### TASK GOAL
Find and return every line of the data that contains the word "JSON".
[INPUT Boundary: Start]
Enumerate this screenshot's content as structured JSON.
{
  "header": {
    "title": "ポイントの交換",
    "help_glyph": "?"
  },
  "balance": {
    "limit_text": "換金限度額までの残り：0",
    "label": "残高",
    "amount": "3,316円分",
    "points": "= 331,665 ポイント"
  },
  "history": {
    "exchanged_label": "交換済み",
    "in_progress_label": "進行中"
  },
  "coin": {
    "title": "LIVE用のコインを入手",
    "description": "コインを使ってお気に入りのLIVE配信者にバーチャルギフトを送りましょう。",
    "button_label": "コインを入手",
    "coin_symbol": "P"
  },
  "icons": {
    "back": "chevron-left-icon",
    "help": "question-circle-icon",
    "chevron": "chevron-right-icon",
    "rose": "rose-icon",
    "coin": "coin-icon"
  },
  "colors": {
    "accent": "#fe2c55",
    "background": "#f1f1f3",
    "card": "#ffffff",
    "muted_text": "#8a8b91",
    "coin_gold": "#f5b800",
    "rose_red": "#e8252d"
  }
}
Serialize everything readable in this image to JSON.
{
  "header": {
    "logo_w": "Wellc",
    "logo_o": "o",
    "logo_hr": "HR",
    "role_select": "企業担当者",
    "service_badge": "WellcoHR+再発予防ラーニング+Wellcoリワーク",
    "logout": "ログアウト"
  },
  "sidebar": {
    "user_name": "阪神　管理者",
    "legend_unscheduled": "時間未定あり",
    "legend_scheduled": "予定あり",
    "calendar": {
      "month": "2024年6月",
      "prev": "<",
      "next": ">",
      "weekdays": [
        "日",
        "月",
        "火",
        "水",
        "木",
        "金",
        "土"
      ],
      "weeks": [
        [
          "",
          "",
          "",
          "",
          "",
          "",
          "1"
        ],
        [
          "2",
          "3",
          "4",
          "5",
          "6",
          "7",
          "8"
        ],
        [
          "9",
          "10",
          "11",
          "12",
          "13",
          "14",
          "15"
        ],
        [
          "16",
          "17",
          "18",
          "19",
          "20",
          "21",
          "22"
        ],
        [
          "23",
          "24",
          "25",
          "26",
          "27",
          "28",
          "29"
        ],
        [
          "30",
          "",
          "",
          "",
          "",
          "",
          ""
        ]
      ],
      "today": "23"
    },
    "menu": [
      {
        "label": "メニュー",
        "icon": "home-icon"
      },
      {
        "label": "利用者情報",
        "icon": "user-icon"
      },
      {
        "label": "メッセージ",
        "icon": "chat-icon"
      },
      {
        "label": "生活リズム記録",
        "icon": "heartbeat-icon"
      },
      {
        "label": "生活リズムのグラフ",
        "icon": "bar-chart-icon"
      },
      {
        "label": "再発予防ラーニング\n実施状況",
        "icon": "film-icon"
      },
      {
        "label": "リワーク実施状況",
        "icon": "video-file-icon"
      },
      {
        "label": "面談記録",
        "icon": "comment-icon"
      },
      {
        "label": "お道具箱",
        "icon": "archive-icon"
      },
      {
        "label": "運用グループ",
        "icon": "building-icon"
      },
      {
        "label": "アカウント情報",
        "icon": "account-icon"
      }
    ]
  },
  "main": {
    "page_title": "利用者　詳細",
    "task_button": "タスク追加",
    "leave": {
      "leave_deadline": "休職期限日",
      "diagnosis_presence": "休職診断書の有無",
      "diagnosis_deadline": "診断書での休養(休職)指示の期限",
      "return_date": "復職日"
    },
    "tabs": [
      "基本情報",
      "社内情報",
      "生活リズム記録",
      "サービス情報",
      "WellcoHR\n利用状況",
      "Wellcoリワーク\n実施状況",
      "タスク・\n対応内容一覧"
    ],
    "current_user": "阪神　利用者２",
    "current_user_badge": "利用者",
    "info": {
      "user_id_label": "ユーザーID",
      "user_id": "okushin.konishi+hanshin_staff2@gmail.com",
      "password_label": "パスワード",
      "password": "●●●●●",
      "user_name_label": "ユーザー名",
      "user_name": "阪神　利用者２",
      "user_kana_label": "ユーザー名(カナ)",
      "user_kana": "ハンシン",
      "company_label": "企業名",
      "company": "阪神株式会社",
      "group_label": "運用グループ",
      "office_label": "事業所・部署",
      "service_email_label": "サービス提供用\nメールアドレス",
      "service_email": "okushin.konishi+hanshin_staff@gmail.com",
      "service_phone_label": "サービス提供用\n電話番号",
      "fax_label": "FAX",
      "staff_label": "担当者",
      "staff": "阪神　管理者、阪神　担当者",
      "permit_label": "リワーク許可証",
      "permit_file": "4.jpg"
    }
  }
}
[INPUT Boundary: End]
### RESPONSE TO THE EXERCISE
Enumerate this screenshot's content as structured JSON.
Serialize everything readable in this image to JSON.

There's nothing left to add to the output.